A single number is all that's needed: how many lines in the data contain the string "problem".

[Data records for software interfaces]

━━━━━━━━

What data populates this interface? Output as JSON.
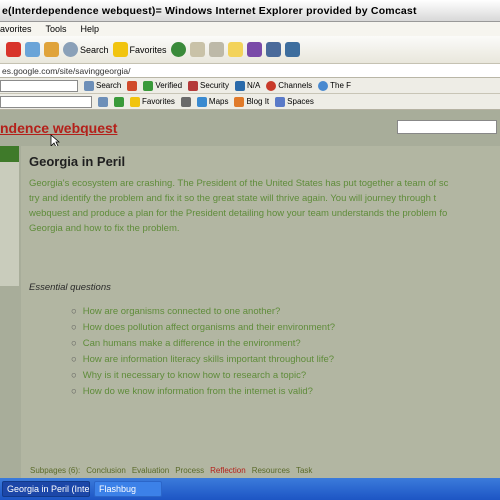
{
  "window": {
    "title": "e(Interdependence webquest)=   Windows Internet Explorer provided by Comcast"
  },
  "menu": {
    "items": [
      "avorites",
      "Tools",
      "Help"
    ]
  },
  "toolbar": {
    "search_label": "Search",
    "favorites_label": "Favorites"
  },
  "address": {
    "url": "es.google.com/site/savinggeorgia/"
  },
  "toolbar2": {
    "search_label": "Search",
    "verified_label": "Verified",
    "security_label": "Security",
    "na_label": "N/A",
    "channels_label": "Channels",
    "the_f_label": "The F"
  },
  "toolbar3": {
    "favorites_label": "Favorites",
    "maps_label": "Maps",
    "blogit_label": "Blog It",
    "spaces_label": "Spaces"
  },
  "site": {
    "title": "ndence webquest",
    "page_title": "Georgia in Peril",
    "intro_lines": [
      "Georgia's ecosystem are crashing.  The President of the United States has put together a team of sc",
      "try and identify the problem and fix it so the great state will thrive again. You will journey through t",
      "webquest and produce a plan for the President detailing how your team understands the problem fo",
      "Georgia and how to fix the problem."
    ],
    "essential_questions_heading": "Essential questions",
    "questions": [
      "How are organisms connected to one another?",
      "How does pollution affect organisms and their environment?",
      "Can humans make a difference in the environment?",
      "How are information literacy skills important throughout life?",
      "Why is it necessary to know how to research a topic?",
      "How do we know information from the internet is valid?"
    ],
    "bottom_nav": [
      "Subpages (6):",
      "Conclusion",
      "Evaluation",
      "Process",
      "Reflection",
      "Resources",
      "Task"
    ]
  },
  "taskbar": {
    "items": [
      "Georgia in Peril (Inter...",
      "Flashbug"
    ]
  },
  "colors": {
    "title_red": "#b4201a",
    "text_green": "#5f8c3a",
    "page_bg": "#a8ad9a",
    "taskbar_blue": "#1d55c4"
  }
}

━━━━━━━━

**Reply**
3